Total Miles: 1016.9
I wasn’t sure what was happening but I was certain that something was wrong with my eyesight. I had barely rubbed the sleep from my eyes before putting in my contact lenses and crawling from my tent when the world began to swing from sharp to blurry and back with each blink. Convincing myself that this was temporary, I started down the trail in a cloud of mosquitoes hoping that my vision wouldn’t fail me at the most inopportune moment. My mind was aflutter compiling a list of possible causes, from the benign to the terrifying, of what was behind the problem. When I finally stopped to rinse my contacts and ask Gazelle if there was anything outwardly strange about my eyes, it was only when I removed the lens from my left eye that I noticed not one but two lenses perched on my fingertip. I had forgotten to remove them last night and had simply put in a fresh pair on top of them. Genius.
In any event, it was a good thing I solved the vision mystery early in the morning since the rest of the day brought plenty worth seeing. The transition in landscape upon leaving Yosemite NP behind yesterday evening was both stark and nearly immediate. Where hulking slabs of granite once loomed, broad slopes of loose volcanic rock had taken their place. The snow strewn and treeless expanses made for some breathtaking views.
As Gazelle and I climbed the long switchbacks we suddenly heard shouting from far above us. Looking up to find the source, we saw Beardoh and Sweet Pea waving their arms. After what had been a long and tiring couple of days, we were thrilled to see them, knowing we had finally caught back up with the group.

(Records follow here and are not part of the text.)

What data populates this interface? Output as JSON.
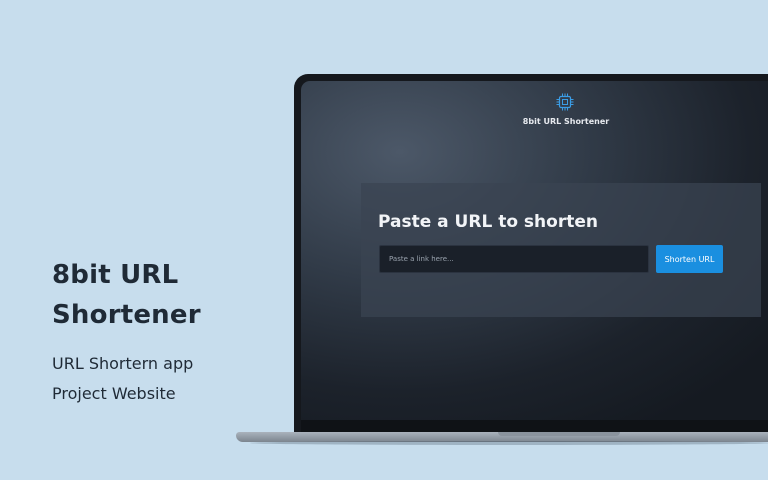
{
  "promo": {
    "title_line1": "8bit URL",
    "title_line2": "Shortener",
    "subtitle_line1": "URL Shortern app",
    "subtitle_line2": "Project Website"
  },
  "app": {
    "logo_icon": "chip-icon",
    "title": "8bit URL Shortener",
    "heading": "Paste a URL to shorten",
    "input_value": "",
    "input_placeholder": "Paste a link here...",
    "button_label": "Shorten URL"
  },
  "colors": {
    "background": "#c7dded",
    "accent": "#1a8fe0",
    "screen_dark": "#1c222b",
    "card": "#3a4452"
  }
}
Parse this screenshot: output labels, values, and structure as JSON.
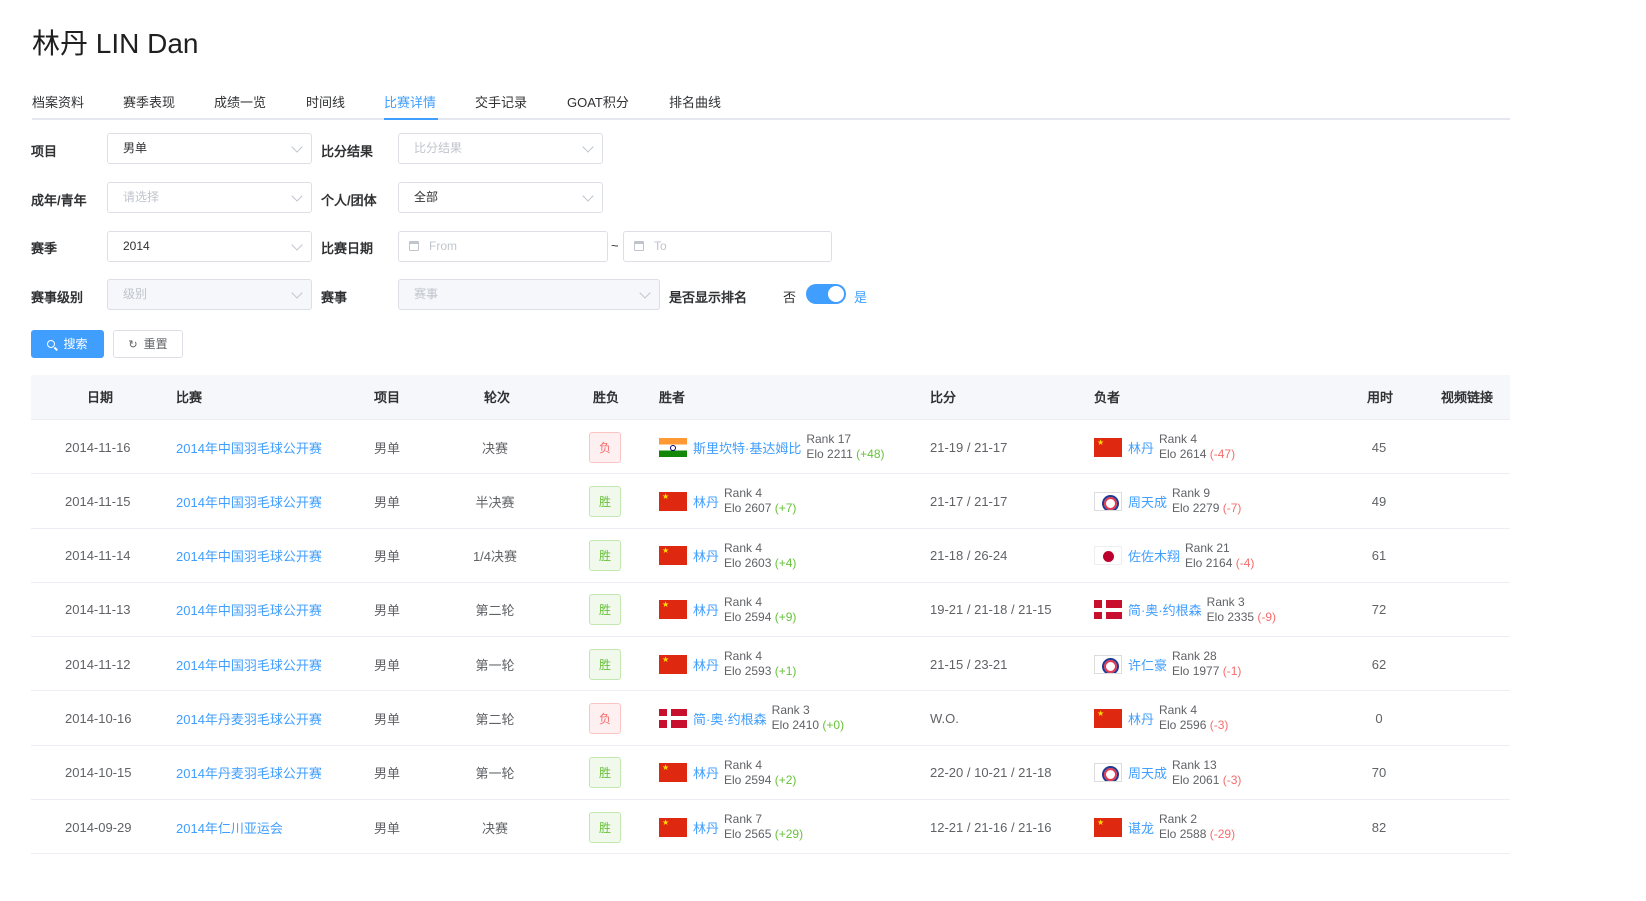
{
  "title": "林丹 LIN Dan",
  "tabs": [
    {
      "label": "档案资料",
      "active": false
    },
    {
      "label": "赛季表现",
      "active": false
    },
    {
      "label": "成绩一览",
      "active": false
    },
    {
      "label": "时间线",
      "active": false
    },
    {
      "label": "比赛详情",
      "active": true
    },
    {
      "label": "交手记录",
      "active": false
    },
    {
      "label": "GOAT积分",
      "active": false
    },
    {
      "label": "排名曲线",
      "active": false
    }
  ],
  "filters": {
    "event": {
      "label": "项目",
      "value": "男单"
    },
    "score_result": {
      "label": "比分结果",
      "placeholder": "比分结果"
    },
    "age_group": {
      "label": "成年/青年",
      "placeholder": "请选择"
    },
    "individual_team": {
      "label": "个人/团体",
      "value": "全部"
    },
    "season": {
      "label": "赛季",
      "value": "2014"
    },
    "match_date": {
      "label": "比赛日期",
      "from_placeholder": "From",
      "separator": "~",
      "to_placeholder": "To"
    },
    "level": {
      "label": "赛事级别",
      "placeholder": "级别"
    },
    "tournament": {
      "label": "赛事",
      "placeholder": "赛事"
    },
    "show_rank": {
      "label": "是否显示排名",
      "off_label": "否",
      "on_label": "是",
      "on": true
    }
  },
  "buttons": {
    "search": "搜索",
    "reset": "重置"
  },
  "table": {
    "headers": {
      "date": "日期",
      "match": "比赛",
      "event": "项目",
      "round": "轮次",
      "result": "胜负",
      "winner": "胜者",
      "score": "比分",
      "loser": "负者",
      "duration": "用时",
      "video": "视频链接"
    },
    "rows": [
      {
        "date": "2014-11-16",
        "match": "2014年中国羽毛球公开赛",
        "event": "男单",
        "round": "决赛",
        "result": "负",
        "result_type": "lose",
        "winner": {
          "flag": "india-flag",
          "name": "斯里坎特·基达姆比",
          "rank": "Rank 17",
          "elo": "Elo 2211 ",
          "delta": "(+48)",
          "delta_type": "pos"
        },
        "score": "21-19 / 21-17",
        "loser": {
          "flag": "china-flag",
          "name": "林丹",
          "rank": "Rank 4",
          "elo": "Elo 2614 ",
          "delta": "(-47)",
          "delta_type": "neg"
        },
        "duration": "45"
      },
      {
        "date": "2014-11-15",
        "match": "2014年中国羽毛球公开赛",
        "event": "男单",
        "round": "半决赛",
        "result": "胜",
        "result_type": "win",
        "winner": {
          "flag": "china-flag",
          "name": "林丹",
          "rank": "Rank 4",
          "elo": "Elo 2607 ",
          "delta": "(+7)",
          "delta_type": "pos"
        },
        "score": "21-17 / 21-17",
        "loser": {
          "flag": "chinese-taipei-flag",
          "name": "周天成",
          "rank": "Rank 9",
          "elo": "Elo 2279 ",
          "delta": "(-7)",
          "delta_type": "neg"
        },
        "duration": "49"
      },
      {
        "date": "2014-11-14",
        "match": "2014年中国羽毛球公开赛",
        "event": "男单",
        "round": "1/4决赛",
        "result": "胜",
        "result_type": "win",
        "winner": {
          "flag": "china-flag",
          "name": "林丹",
          "rank": "Rank 4",
          "elo": "Elo 2603 ",
          "delta": "(+4)",
          "delta_type": "pos"
        },
        "score": "21-18 / 26-24",
        "loser": {
          "flag": "japan-flag",
          "name": "佐佐木翔",
          "rank": "Rank 21",
          "elo": "Elo 2164 ",
          "delta": "(-4)",
          "delta_type": "neg"
        },
        "duration": "61"
      },
      {
        "date": "2014-11-13",
        "match": "2014年中国羽毛球公开赛",
        "event": "男单",
        "round": "第二轮",
        "result": "胜",
        "result_type": "win",
        "winner": {
          "flag": "china-flag",
          "name": "林丹",
          "rank": "Rank 4",
          "elo": "Elo 2594 ",
          "delta": "(+9)",
          "delta_type": "pos"
        },
        "score": "19-21 / 21-18 / 21-15",
        "loser": {
          "flag": "denmark-flag",
          "name": "简·奥·约根森",
          "rank": "Rank 3",
          "elo": "Elo 2335 ",
          "delta": "(-9)",
          "delta_type": "neg"
        },
        "duration": "72"
      },
      {
        "date": "2014-11-12",
        "match": "2014年中国羽毛球公开赛",
        "event": "男单",
        "round": "第一轮",
        "result": "胜",
        "result_type": "win",
        "winner": {
          "flag": "china-flag",
          "name": "林丹",
          "rank": "Rank 4",
          "elo": "Elo 2593 ",
          "delta": "(+1)",
          "delta_type": "pos"
        },
        "score": "21-15 / 23-21",
        "loser": {
          "flag": "chinese-taipei-flag",
          "name": "许仁豪",
          "rank": "Rank 28",
          "elo": "Elo 1977 ",
          "delta": "(-1)",
          "delta_type": "neg"
        },
        "duration": "62"
      },
      {
        "date": "2014-10-16",
        "match": "2014年丹麦羽毛球公开赛",
        "event": "男单",
        "round": "第二轮",
        "result": "负",
        "result_type": "lose",
        "winner": {
          "flag": "denmark-flag",
          "name": "简·奥·约根森",
          "rank": "Rank 3",
          "elo": "Elo 2410 ",
          "delta": "(+0)",
          "delta_type": "pos"
        },
        "score": "W.O.",
        "loser": {
          "flag": "china-flag",
          "name": "林丹",
          "rank": "Rank 4",
          "elo": "Elo 2596 ",
          "delta": "(-3)",
          "delta_type": "neg"
        },
        "duration": "0"
      },
      {
        "date": "2014-10-15",
        "match": "2014年丹麦羽毛球公开赛",
        "event": "男单",
        "round": "第一轮",
        "result": "胜",
        "result_type": "win",
        "winner": {
          "flag": "china-flag",
          "name": "林丹",
          "rank": "Rank 4",
          "elo": "Elo 2594 ",
          "delta": "(+2)",
          "delta_type": "pos"
        },
        "score": "22-20 / 10-21 / 21-18",
        "loser": {
          "flag": "chinese-taipei-flag",
          "name": "周天成",
          "rank": "Rank 13",
          "elo": "Elo 2061 ",
          "delta": "(-3)",
          "delta_type": "neg"
        },
        "duration": "70"
      },
      {
        "date": "2014-09-29",
        "match": "2014年仁川亚运会",
        "event": "男单",
        "round": "决赛",
        "result": "胜",
        "result_type": "win",
        "winner": {
          "flag": "china-flag",
          "name": "林丹",
          "rank": "Rank 7",
          "elo": "Elo 2565 ",
          "delta": "(+29)",
          "delta_type": "pos"
        },
        "score": "12-21 / 21-16 / 21-16",
        "loser": {
          "flag": "china-flag",
          "name": "谌龙",
          "rank": "Rank 2",
          "elo": "Elo 2588 ",
          "delta": "(-29)",
          "delta_type": "neg"
        },
        "duration": "82"
      }
    ]
  },
  "colors": {
    "accent": "#409eff",
    "win": "#67c23a",
    "lose": "#f56c6c"
  }
}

It turns out that Proton, XC, and Dreamcatcher had camped even further ahead than they had, so the four of us caught up for a bit during a break and hiked on the rest of the afternoon together. It was wonderful to see them and to catch up on their hike from the last few days that we’d been apart.

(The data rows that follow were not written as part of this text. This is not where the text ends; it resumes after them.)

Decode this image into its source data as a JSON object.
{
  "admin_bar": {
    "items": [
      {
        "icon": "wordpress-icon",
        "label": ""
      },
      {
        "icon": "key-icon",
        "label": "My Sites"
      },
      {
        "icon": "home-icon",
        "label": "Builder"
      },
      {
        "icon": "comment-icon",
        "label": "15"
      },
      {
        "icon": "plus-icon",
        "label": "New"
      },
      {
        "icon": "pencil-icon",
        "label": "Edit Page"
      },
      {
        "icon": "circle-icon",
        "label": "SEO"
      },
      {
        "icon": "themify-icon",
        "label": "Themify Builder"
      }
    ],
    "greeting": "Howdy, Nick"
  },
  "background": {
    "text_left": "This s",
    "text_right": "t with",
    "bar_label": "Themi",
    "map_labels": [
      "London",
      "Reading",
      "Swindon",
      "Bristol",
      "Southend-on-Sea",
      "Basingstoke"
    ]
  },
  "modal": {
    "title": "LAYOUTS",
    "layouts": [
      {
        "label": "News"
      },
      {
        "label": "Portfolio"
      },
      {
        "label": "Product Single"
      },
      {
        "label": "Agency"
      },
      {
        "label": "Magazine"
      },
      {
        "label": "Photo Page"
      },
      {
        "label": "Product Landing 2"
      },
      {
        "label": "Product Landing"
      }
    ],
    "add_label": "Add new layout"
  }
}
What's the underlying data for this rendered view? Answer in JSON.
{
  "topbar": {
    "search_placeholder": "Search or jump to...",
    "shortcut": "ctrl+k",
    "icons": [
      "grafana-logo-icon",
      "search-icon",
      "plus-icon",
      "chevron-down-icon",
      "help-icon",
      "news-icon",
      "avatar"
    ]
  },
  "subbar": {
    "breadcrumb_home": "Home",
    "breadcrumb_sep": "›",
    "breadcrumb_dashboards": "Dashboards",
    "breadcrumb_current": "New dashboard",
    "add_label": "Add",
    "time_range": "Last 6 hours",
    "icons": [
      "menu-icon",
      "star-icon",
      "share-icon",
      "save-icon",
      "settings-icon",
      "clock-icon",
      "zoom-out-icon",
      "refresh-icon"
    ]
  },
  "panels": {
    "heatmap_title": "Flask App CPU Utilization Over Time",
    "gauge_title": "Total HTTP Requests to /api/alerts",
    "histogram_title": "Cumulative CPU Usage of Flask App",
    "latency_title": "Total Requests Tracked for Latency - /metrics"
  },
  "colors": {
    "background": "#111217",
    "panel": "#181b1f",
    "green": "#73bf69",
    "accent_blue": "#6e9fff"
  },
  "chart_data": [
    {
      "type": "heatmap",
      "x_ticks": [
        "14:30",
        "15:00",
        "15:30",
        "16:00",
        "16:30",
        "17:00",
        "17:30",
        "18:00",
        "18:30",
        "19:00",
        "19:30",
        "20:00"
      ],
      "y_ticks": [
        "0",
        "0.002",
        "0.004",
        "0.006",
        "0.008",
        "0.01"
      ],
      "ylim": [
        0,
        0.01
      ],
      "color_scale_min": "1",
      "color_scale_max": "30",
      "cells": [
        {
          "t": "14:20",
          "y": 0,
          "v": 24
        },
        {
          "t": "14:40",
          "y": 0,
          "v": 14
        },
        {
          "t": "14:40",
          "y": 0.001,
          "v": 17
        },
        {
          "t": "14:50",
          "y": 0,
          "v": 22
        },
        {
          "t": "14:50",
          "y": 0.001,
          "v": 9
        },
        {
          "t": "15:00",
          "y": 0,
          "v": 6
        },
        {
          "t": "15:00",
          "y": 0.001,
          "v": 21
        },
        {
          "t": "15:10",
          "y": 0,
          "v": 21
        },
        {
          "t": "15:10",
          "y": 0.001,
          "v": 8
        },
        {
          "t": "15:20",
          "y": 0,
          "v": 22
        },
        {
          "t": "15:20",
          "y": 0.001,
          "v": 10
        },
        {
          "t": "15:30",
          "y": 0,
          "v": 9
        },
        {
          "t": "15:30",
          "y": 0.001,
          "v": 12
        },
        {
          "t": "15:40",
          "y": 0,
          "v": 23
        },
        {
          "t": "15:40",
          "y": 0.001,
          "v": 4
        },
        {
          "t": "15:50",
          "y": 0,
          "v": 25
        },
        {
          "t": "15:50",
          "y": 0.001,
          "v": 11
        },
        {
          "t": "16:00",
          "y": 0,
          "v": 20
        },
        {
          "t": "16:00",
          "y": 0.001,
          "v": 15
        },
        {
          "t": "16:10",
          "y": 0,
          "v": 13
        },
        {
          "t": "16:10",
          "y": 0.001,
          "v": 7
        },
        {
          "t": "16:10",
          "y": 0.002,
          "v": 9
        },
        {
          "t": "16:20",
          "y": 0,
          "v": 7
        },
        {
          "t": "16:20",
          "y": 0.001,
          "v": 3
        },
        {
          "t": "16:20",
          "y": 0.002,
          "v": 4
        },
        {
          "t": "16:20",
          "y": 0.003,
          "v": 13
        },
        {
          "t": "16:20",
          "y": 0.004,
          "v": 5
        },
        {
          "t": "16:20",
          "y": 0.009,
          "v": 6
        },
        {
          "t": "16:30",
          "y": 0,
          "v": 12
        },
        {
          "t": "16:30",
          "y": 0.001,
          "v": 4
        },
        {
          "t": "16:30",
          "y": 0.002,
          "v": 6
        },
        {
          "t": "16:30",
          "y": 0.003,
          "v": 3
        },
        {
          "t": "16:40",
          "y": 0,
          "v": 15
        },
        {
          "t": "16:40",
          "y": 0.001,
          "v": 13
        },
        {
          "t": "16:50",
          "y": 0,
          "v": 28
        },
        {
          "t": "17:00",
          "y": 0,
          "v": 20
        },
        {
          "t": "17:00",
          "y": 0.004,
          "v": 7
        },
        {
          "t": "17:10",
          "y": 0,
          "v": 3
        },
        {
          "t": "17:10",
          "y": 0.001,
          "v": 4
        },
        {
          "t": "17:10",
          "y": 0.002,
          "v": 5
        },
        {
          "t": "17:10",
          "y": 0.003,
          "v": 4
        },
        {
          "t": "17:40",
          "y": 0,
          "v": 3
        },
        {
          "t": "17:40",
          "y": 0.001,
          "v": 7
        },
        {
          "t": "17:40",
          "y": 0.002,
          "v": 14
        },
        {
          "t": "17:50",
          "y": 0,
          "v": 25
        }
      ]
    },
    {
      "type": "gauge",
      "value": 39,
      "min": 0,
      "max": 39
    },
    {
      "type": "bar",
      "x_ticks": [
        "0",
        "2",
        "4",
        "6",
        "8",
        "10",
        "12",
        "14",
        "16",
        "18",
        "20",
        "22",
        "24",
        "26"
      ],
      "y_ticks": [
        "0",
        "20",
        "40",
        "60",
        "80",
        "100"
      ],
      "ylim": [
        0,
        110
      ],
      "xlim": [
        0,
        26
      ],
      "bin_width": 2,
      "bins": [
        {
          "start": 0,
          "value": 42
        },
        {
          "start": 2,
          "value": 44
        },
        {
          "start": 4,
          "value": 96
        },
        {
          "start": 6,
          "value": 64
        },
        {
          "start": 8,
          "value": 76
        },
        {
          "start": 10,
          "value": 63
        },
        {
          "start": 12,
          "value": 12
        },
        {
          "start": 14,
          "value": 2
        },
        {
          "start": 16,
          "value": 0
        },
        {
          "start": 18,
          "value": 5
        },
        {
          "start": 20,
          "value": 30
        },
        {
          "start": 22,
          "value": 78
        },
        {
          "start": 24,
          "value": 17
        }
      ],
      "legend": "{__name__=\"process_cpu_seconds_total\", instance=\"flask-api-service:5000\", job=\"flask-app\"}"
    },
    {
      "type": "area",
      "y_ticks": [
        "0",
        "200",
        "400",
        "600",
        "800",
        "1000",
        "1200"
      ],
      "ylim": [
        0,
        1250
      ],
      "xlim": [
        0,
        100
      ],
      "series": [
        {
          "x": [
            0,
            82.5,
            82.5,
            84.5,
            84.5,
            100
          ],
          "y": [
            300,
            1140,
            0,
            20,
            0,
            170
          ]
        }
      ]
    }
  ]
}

Sometimes you find yourself at just the right place for lunch and today that place was a ledge at just below 11,000 feet…
The final descent to Sonora Pass involved a series of glissades that had us all smiling from ear to ear as we sailed down the sun-soaked basin. By the time we reached the pass and found an incredible spread of trail magic awaiting us, we had already begun to hear stories of a number of other hikers who had fallen victim to the dreaded “unplanned glissade.” At the pitch of those slopes, it wasn’t hard to imagine how harrowing such a descent would be when it begins with a surprising slip of a single foot.
Reaching Sonora Pass meant a hitch down the mountain to Kennedy Meadows resort (yes, another Kennedy Meadows) for food, resupply, and most importantly the end of having to carry a bear canister. Saying goodbye to this round, hard-sided, 2-pound albatross was anything but bittersweet. I’d sooner have shed tears for mailing home an actual anchor.
In four short days, we’ll all pull in to South Lake Tahoe for a much anticipated rest stop. With two days off planned and a rented house to spend it in, everyone is excited given the trials of the last four days. More importantly, Emily will be flying down to join in the fun and it wouldn’t be humanly possible for me to be any more excited to see her.